Nagi, thank you so much!!! I love that you are healthy and happy! and yes, that is all that matters!!!! the crap that I went through made me stronger! 😛 thank you so much for the support and yes, i just need to focus on being a role model for my girls!!!
Sarah @ Savoring Spoon says
Alice, thank you for sharing your story! It’s very moving, and speaks a lot about your perseverance and insight. People who make fun of others are the worst, and elementary school can be a very cruel place sometimes. Your story is an inspiration to live happy and healthy. I’m sure you make a remarkable role model to your daughters, and they are so fortunate to have a mom like you.
Sarah @ Savoring Spoon says
And of course, this cake looks delicious! The cream cheese frosting, covering the sour cream cake, sounds like something from a dream.

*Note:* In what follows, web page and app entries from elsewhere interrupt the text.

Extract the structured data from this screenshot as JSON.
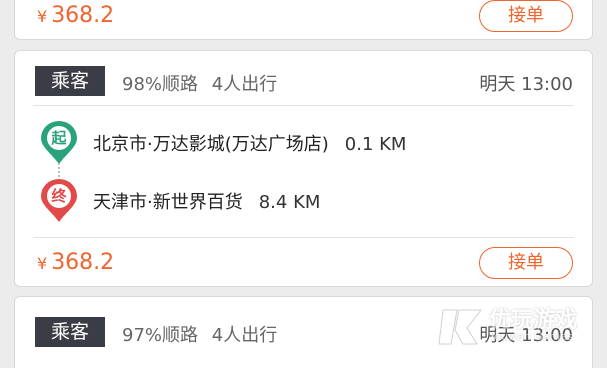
{
  "currency_symbol": "¥",
  "cards": [
    {
      "price": "368.2",
      "accept_label": "接单"
    },
    {
      "role_badge": "乘客",
      "match_info": "98%顺路",
      "passengers": "4人出行",
      "time": "明天 13:00",
      "start_pin": "起",
      "start_place": "北京市·万达影城(万达广场店)",
      "start_distance": "0.1 KM",
      "end_pin": "终",
      "end_place": "天津市·新世界百货",
      "end_distance": "8.4 KM",
      "price": "368.2",
      "accept_label": "接单"
    },
    {
      "role_badge": "乘客",
      "match_info": "97%顺路",
      "passengers": "4人出行",
      "time": "明天 13:00"
    }
  ],
  "watermark": {
    "text": "优玩游戏",
    "sub": "Youwan Games"
  },
  "colors": {
    "accent": "#f0642d",
    "start_pin": "#2aa37a",
    "end_pin": "#e24a4a",
    "badge_bg": "#3a3d45"
  }
}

It must be so soft and silky.
Alice, the story of personal experience which runs deep is the most compelling to read. Thank you for sharing yours so that anyone who is subject to cruel insensitivity may have hope to rise above. Brilliant, heartfelt post!
Jo Page says
DO NOT PRINT DIRECTLY FROM BLOG. I just stopped my printer after the 21st PAGE to get a one page recipe! I have no idea how many more pages it would have wasted.
21 pages?! of comments? Did you select the print icon from the recipe card? Checking this out now. So sorry about that!
Hi again! yes, if you print directly from the blog, you are basically printing the entire post with all of the comments. . Hit the “print recipe card” button on the recipe card and it will just print the recipe! Sorry again!
I love it ! I LOVE IT! Very much!
Texture and flavour it’s just SO RIGHT!
I must THANK YOU!! I would hug you so hard !
Hooray!!! Thank you, Mae!
Hi, I’m making a unicorn birthday cake and I was wondering if this cake could be divided into 3 six inch pans instead? In the comments on your other chocolate cake recipe you said this one was more stable for tiers.
Hi Reem, yes, I think so . . but with any cake for a birthday party, I would certainly TEST beforehand. Hope that helps!